Several authors (including Jean Markale, Emmanuel-Juste Duits, René Nelli) have compared courtly love to an initiatory journey, close to Hindu tantrism or the practices of Chinese Taoism, aimed at channeling and intensifying the energy of desire. It would then be a true psycho-sexual process, tending to allow a deep modification of the being. This interpretation seems to be supported by certain courtly love texts, which describe the change of state of the lover and the lady, illuminated by the Joi.

In other words, with fin’amor, lovers viewed the experience as a transformative spiritual path. A way to taste a heightened experience of love and perhaps a sense of direct connection/oneness with the divine. It was also a way of displaying mastery over the forces of materiality.


According to scholar Rai d’Honoré PhD,fin’amor arose among the Cathars. The Cathars were a Christian sect, much esteemed for their sincerity and dedication to their spiritual principles. Alas, the French ultimately joined forces with the Church to wipe them out, in a campaign known as the Albigensian Crusade.

D’Honoré shares some background about fin’amor and courtly love, in a video about troubadours. She emphasises that fin’amor tapped the power of loving another selflessly as a path to transcendence and self-improvement. The relevant bit of the video begins at minute 5:22 and ends at about 9:20.

D’Honoré describes courtly love as a worldly cousin of fin’amor. However, the term “courtly love” wasn’t coined until 1883, by Gaston Paris, an historian of medieval poetry. Thus, many scholars treat fin’amor and the courtly love tradition as somewhat synonymous. Both arose in a region that shared the same language, lifestyle, poetry, music and troubadour tradition.

Some scholars define fin’amor as “fine love”, “fine as fine gold, glowing when purified by fire.” Others point out that in French (and perhaps Occitan), the word “fin” has the idea of completion or perfection.

Some say fin’amor refers to the respect and attention paid to human feelings and sensations. In this context, it is the respectful and true love of a man for a woman, and of a woman for a man. If both parties follow the rules of the game, it helps them to reach shared joy and pure happiness. It can be thought of an art of living based on the research, respect and rigorous and constant application of the rules governing human and love relationships.
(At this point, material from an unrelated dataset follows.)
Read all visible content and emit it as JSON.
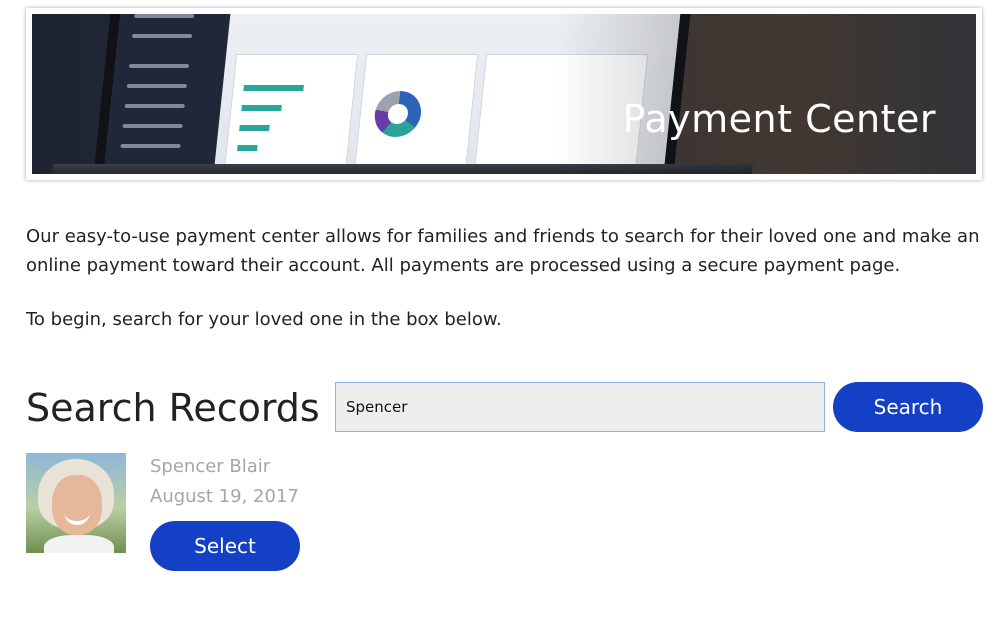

Lovers seek to achieve a perfect symbiosis.

It’s possible, however, that the essentials of fin’amor date back far earlier than the Cathars. They may, in fact, date back to a practice so ancient that it underlies sacred sex traditions around the globe. Such traditions include tantra, Taoist lovemaking and early, so called gnostic, Christianity. Certainly there is evidence of a sacred marriage practice among early Christians, which was conducted along the same lines as fin’amor. It lingered for hundreds of years during the Current Era. Perhaps it simply surfaced again among the Cathars, and later among other Western sects.


Selfless love is the key to fin’amor. However, as is the case for all Synergy approaches to intimacy, the mundane ingredient in the recipe for fin’amor lies in what lovers don’t do. Loving affection is encouraged, but intercourse and orgasm are not.
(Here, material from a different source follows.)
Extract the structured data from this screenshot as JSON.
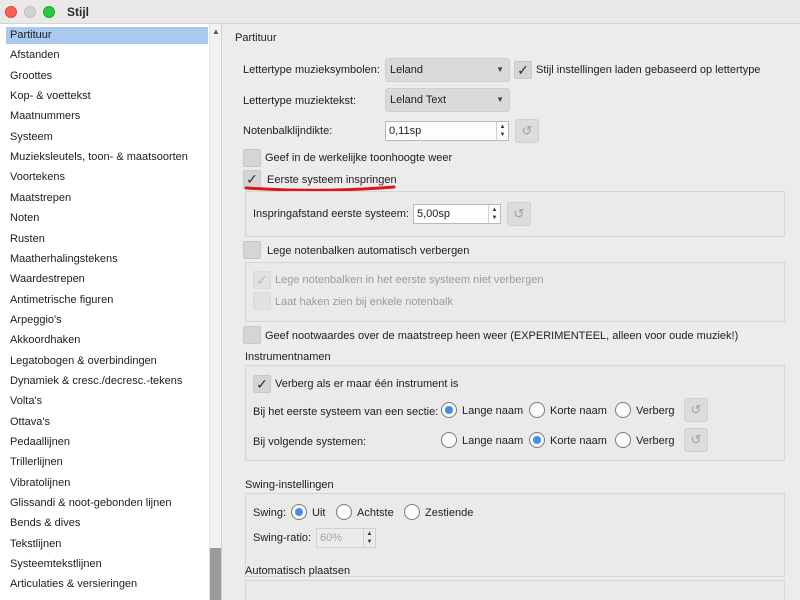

Prudent lovers relax into mutual adoration, stroking or holding each other. Kisses that cherish, rather than “heat,” help prevent the distress of sexual frustration. Not surprisingly, however, some courtly lovers treated their unions more as a game in which the man sought to prove his self-mastery by pushing his lover into risky territory. “The more meritorious the ordeal was for the lover, the more it became for her, and the more perilous it was for her honour,” according to René Nelli, ‘Sur l’amour provençal’, Les Cahiers du Sud.

If you’re trying fin’amor with a new lover, definitely pursue the calmer approach. Consider channeling your desire upward when it builds, and pause regularly to breathe deeply and slowly.
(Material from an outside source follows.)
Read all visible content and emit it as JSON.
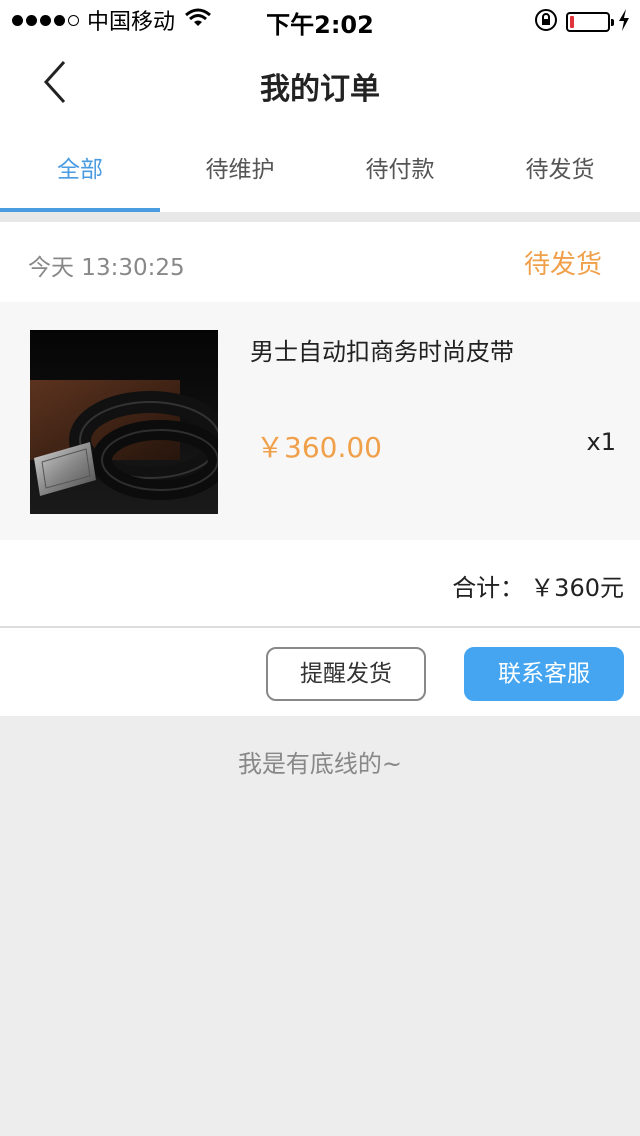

Of possible interest:

Assag (courtly love) (~12-13th centuries)

The heart of chivalry